§ **Work item**: Please copy each line of the records below that includes the word "title".

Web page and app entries
+ + + + +
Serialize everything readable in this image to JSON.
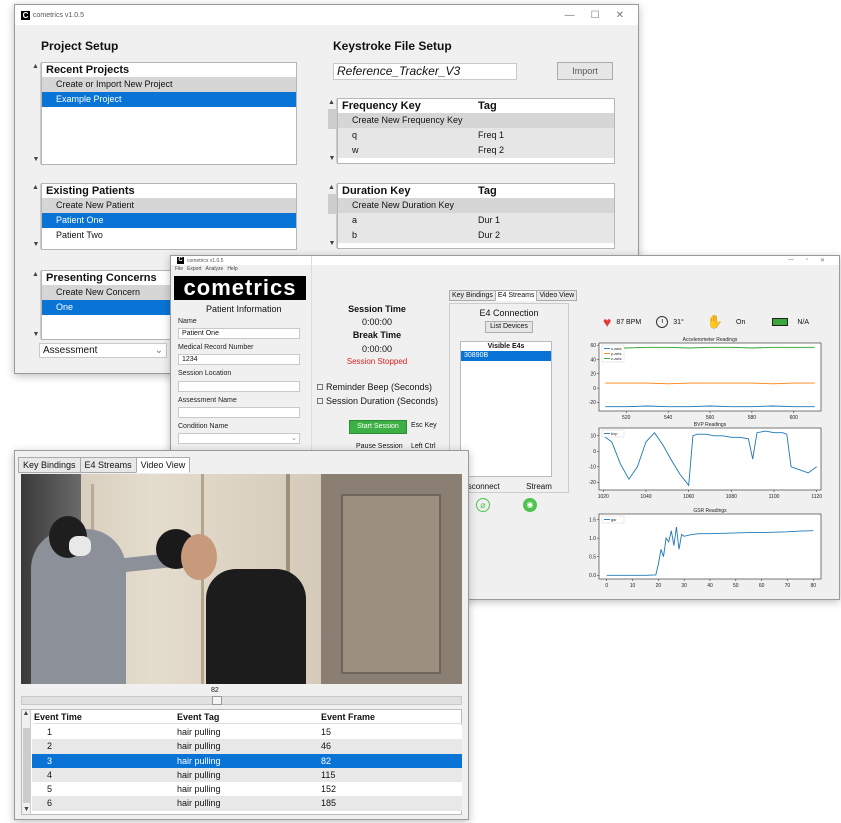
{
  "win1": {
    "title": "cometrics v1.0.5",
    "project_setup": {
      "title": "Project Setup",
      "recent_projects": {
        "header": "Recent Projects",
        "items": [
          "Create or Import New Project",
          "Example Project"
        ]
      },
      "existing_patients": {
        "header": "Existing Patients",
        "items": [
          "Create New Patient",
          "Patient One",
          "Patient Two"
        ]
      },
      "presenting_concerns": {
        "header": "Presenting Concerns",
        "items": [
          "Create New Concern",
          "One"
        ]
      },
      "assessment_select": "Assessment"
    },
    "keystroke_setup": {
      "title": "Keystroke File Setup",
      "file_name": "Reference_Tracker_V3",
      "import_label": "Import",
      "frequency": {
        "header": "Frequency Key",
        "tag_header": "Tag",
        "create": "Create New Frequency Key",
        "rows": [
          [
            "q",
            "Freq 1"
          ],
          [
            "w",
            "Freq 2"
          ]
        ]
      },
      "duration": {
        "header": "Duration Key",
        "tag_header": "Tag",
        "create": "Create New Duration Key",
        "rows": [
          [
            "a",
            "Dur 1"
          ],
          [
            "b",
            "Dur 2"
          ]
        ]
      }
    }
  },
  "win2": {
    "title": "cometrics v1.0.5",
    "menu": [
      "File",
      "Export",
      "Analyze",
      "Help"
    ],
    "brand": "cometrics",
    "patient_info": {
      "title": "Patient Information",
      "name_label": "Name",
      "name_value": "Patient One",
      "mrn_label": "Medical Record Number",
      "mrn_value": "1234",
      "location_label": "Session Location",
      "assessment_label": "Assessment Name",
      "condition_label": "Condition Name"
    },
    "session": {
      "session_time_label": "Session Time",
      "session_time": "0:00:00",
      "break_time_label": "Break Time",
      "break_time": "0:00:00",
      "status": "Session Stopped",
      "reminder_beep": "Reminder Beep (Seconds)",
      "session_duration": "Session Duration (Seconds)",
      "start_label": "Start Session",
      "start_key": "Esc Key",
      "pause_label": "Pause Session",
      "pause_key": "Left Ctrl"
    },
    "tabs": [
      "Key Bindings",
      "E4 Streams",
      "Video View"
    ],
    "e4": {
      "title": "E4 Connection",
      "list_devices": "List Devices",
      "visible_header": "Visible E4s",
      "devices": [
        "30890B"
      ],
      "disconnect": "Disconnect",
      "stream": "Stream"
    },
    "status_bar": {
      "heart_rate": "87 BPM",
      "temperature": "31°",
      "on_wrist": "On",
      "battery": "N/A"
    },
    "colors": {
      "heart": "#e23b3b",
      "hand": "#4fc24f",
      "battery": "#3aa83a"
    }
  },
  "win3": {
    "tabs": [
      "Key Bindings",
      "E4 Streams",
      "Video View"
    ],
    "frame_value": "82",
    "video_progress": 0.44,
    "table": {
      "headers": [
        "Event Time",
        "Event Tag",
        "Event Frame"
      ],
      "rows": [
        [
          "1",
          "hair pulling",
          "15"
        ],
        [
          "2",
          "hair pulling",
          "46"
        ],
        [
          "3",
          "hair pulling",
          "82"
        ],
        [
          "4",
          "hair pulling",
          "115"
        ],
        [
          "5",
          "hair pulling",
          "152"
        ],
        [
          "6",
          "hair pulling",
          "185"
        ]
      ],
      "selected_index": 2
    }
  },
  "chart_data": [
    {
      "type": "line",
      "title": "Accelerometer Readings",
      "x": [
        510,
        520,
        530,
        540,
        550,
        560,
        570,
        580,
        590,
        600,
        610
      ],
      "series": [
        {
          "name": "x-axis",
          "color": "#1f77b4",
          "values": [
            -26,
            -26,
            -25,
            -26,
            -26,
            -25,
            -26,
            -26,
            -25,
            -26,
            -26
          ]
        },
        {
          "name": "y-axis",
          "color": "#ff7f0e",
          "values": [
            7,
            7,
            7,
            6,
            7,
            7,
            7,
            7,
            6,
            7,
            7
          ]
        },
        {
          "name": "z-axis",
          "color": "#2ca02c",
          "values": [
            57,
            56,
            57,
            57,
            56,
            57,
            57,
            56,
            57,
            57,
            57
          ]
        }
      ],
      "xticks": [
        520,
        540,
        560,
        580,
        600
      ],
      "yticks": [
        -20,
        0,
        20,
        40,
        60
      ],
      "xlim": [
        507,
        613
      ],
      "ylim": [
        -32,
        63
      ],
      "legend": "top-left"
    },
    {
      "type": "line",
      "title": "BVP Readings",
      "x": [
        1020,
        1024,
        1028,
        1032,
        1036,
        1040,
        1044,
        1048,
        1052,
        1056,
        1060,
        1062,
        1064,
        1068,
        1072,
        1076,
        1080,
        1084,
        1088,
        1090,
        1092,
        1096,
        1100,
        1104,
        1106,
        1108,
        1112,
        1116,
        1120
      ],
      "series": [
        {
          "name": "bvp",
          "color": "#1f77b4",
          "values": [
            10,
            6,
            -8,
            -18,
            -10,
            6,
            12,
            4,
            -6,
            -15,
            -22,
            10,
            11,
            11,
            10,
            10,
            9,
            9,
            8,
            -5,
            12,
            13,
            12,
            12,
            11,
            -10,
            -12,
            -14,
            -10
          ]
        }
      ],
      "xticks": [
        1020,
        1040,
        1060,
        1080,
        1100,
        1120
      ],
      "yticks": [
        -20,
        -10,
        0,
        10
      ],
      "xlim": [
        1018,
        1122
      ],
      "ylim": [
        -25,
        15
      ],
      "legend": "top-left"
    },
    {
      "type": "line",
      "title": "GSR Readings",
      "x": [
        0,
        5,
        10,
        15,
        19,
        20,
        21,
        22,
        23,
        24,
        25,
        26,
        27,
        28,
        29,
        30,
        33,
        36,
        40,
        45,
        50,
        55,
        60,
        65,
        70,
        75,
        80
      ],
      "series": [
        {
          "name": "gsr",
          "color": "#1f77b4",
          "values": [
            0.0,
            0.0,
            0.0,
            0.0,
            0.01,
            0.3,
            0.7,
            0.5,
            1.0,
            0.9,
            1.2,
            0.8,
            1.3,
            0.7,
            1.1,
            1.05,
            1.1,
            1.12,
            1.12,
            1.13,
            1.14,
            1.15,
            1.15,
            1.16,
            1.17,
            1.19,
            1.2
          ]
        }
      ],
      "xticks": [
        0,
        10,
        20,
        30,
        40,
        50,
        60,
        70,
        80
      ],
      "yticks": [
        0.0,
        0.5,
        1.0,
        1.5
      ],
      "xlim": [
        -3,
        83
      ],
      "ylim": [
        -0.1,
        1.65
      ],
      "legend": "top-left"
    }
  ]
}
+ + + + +
§ **Response to the task**:
    "title": "cometrics v1.0.5",
      "title": "Project Setup",
      "title": "Keystroke File Setup",
    "title": "cometrics v1.0.5",
      "title": "Patient Information",
      "title": "E4 Connection",
      "title": "Accelerometer Readings",
      "title": "BVP Readings",
      "title": "GSR Readings",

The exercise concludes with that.